Dataset rows describing interfaces
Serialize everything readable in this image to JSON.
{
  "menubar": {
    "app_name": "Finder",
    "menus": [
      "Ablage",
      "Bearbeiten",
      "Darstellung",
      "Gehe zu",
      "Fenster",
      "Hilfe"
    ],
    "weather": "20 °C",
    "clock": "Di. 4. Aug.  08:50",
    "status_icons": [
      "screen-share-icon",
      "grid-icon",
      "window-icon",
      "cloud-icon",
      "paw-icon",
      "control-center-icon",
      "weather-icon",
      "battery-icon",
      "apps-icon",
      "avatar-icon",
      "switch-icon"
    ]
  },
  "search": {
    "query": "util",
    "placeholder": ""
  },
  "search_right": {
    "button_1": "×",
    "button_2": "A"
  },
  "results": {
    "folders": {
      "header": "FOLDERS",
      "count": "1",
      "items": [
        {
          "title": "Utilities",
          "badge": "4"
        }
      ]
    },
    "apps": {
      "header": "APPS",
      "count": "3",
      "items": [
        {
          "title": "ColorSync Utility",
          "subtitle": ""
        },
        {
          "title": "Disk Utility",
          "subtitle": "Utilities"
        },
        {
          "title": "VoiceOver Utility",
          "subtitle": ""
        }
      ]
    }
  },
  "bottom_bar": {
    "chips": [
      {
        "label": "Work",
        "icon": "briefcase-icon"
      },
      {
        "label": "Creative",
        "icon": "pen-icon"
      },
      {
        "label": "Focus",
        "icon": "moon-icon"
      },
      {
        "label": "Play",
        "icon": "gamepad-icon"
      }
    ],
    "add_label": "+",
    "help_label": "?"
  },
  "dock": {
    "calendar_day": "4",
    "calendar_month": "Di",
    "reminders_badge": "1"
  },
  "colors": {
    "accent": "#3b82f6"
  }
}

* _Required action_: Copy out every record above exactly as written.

* _Task output_:
Serialize everything readable in this image to JSON.
{
  "menubar": {
    "app_name": "Finder",
    "menus": [
      "Ablage",
      "Bearbeiten",
      "Darstellung",
      "Gehe zu",
      "Fenster",
      "Hilfe"
    ],
    "weather": "20 °C",
    "clock": "Di. 4. Aug.  08:50",
    "status_icons": [
      "screen-share-icon",
      "grid-icon",
      "window-icon",
      "cloud-icon",
      "paw-icon",
      "control-center-icon",
      "weather-icon",
      "battery-icon",
      "apps-icon",
      "avatar-icon",
      "switch-icon"
    ]
  },
  "search": {
    "query": "util",
    "placeholder": ""
  },
  "search_right": {
    "button_1": "×",
    "button_2": "A"
  },
  "results": {
    "folders": {
      "header": "FOLDERS",
      "count": "1",
      "items": [
        {
          "title": "Utilities",
          "badge": "4"
        }
      ]
    },
    "apps": {
      "header": "APPS",
      "count": "3",
      "items": [
        {
          "title": "ColorSync Utility",
          "subtitle": ""
        },
        {
          "title": "Disk Utility",
          "subtitle": "Utilities"
        },
        {
          "title": "VoiceOver Utility",
          "subtitle": ""
        }
      ]
    }
  },
  "bottom_bar": {
    "chips": [
      {
        "label": "Work",
        "icon": "briefcase-icon"
      },
      {
        "label": "Creative",
        "icon": "pen-icon"
      },
      {
        "label": "Focus",
        "icon": "moon-icon"
      },
      {
        "label": "Play",
        "icon": "gamepad-icon"
      }
    ],
    "add_label": "+",
    "help_label": "?"
  },
  "dock": {
    "calendar_day": "4",
    "calendar_month": "Di",
    "reminders_badge": "1"
  },
  "colors": {
    "accent": "#3b82f6"
  }
}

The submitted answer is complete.